What is really moving about Sprigs is how easily Priya’s story is commodified, the video going viral, the online articles attracting comments, the talk-back shows being draw into the deflection campaign. The ‘story’ becomes just that, a story for clicks and attention, the person at the centre becomes lost. There are some who try to rally around Priya, but that just turns into another thing again, it is all action aimed at the school and the boys, not in providing a caring community for her. Tim, the boy whose farm was the site for the party, tries to do the right thing, Deputy Principal Klap does not do the right thing, but does refrain from doing the wrong thing. Richie, weighed down by guilt and regret, tries to reach out to Priya to apologise, but what happened was unforgivable, and he is left just wanting to be back with “… friends and teachers who looked at him as a person and not a marketing opportunity.”

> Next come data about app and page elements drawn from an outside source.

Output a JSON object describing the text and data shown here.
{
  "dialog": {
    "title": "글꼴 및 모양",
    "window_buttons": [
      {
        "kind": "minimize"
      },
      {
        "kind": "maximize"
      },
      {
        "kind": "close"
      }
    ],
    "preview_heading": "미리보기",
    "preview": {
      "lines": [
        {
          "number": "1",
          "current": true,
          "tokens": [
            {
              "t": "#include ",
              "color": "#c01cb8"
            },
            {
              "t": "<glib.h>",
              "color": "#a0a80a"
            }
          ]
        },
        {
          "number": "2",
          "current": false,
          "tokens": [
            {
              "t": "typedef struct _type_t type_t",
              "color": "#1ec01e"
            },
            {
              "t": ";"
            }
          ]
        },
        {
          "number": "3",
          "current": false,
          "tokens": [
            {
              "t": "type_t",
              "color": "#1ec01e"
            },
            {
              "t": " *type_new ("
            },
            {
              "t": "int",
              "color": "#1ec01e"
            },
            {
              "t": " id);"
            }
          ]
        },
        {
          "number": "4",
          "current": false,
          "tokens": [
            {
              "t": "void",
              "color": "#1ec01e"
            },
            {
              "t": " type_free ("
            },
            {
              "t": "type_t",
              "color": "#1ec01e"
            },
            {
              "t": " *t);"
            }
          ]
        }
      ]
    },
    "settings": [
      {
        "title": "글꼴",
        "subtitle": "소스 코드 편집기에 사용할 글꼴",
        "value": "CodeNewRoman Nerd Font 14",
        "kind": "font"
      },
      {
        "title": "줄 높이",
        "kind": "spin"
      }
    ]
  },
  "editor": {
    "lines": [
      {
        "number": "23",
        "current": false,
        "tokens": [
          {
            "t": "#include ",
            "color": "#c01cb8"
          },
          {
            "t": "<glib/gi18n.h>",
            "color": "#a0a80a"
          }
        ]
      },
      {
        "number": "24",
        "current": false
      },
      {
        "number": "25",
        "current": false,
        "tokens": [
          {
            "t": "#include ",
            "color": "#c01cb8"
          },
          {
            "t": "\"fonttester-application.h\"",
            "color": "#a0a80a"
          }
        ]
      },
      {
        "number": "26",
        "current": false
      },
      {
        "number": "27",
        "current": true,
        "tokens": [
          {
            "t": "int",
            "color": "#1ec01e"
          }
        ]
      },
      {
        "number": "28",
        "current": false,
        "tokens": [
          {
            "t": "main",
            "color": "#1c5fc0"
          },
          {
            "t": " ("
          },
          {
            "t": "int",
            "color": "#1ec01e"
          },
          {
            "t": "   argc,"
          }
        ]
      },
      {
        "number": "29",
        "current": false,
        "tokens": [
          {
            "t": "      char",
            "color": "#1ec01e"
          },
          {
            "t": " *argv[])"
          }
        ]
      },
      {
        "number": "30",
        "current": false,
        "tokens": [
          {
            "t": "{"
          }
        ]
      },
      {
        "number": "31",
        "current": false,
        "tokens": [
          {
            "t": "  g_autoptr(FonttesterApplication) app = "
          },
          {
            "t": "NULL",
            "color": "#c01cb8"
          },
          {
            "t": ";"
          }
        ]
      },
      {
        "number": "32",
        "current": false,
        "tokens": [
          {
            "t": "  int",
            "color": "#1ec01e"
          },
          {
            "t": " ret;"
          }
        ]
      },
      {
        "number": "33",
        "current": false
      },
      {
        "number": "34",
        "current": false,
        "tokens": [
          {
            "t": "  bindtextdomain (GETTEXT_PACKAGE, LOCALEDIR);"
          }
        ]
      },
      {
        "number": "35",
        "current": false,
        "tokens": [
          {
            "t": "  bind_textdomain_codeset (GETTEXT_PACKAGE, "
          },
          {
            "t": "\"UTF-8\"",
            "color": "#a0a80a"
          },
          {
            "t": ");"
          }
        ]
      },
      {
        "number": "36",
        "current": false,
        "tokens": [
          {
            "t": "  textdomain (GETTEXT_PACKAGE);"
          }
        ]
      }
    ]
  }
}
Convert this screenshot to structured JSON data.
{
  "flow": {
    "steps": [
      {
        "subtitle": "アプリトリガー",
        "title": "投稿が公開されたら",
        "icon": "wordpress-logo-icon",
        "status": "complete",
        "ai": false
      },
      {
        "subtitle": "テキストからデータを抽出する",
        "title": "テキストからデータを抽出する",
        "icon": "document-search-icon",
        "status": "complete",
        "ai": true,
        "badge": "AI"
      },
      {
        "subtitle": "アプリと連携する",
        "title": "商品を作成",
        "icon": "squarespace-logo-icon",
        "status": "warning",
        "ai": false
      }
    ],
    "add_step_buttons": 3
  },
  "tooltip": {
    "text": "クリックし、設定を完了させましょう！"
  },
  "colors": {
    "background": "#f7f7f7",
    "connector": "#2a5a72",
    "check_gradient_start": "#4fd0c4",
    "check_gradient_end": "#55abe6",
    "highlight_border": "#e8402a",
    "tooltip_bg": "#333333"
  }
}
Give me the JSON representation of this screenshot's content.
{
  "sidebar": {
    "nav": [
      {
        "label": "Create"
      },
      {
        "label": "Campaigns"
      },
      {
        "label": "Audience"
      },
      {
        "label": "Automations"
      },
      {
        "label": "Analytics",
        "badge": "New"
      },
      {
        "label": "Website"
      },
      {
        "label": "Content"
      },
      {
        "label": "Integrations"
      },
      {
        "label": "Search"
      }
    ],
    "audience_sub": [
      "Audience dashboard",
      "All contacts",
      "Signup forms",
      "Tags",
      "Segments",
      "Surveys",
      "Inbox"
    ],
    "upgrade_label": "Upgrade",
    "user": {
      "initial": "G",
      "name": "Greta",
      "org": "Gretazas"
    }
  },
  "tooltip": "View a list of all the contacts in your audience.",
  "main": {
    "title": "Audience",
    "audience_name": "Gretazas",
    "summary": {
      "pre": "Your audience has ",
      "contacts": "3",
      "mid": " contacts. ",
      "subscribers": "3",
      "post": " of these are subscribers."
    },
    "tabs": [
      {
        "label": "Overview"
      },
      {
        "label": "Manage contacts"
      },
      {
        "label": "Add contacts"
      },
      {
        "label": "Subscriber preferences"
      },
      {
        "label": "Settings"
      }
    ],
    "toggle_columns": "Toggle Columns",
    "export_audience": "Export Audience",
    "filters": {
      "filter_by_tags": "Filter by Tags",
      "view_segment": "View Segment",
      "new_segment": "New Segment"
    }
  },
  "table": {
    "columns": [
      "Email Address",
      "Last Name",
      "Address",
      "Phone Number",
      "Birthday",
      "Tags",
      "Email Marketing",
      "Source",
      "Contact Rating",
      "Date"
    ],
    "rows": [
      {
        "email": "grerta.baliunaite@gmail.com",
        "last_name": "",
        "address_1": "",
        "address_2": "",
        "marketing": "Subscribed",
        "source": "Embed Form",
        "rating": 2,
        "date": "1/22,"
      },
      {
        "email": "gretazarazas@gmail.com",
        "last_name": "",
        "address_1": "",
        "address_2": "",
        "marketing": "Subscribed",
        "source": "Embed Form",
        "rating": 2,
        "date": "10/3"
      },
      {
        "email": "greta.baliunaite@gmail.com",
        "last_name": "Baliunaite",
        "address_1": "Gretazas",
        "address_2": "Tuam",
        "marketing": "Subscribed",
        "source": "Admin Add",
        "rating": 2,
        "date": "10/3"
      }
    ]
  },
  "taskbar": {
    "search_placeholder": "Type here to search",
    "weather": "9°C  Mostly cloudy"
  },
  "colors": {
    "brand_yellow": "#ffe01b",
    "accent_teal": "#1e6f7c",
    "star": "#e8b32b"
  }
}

Sprigs is not sensational, it is a careful portrait of an unequal society, and how inequalities affect less-privileged individuals through their social life, their years of education, their interaction with officials in the community, and through any experience they may have of the court system. We leave the book with the voice of Priya, a young woman who we have come to know and whose voice we finally hear. I think everyone should read this book.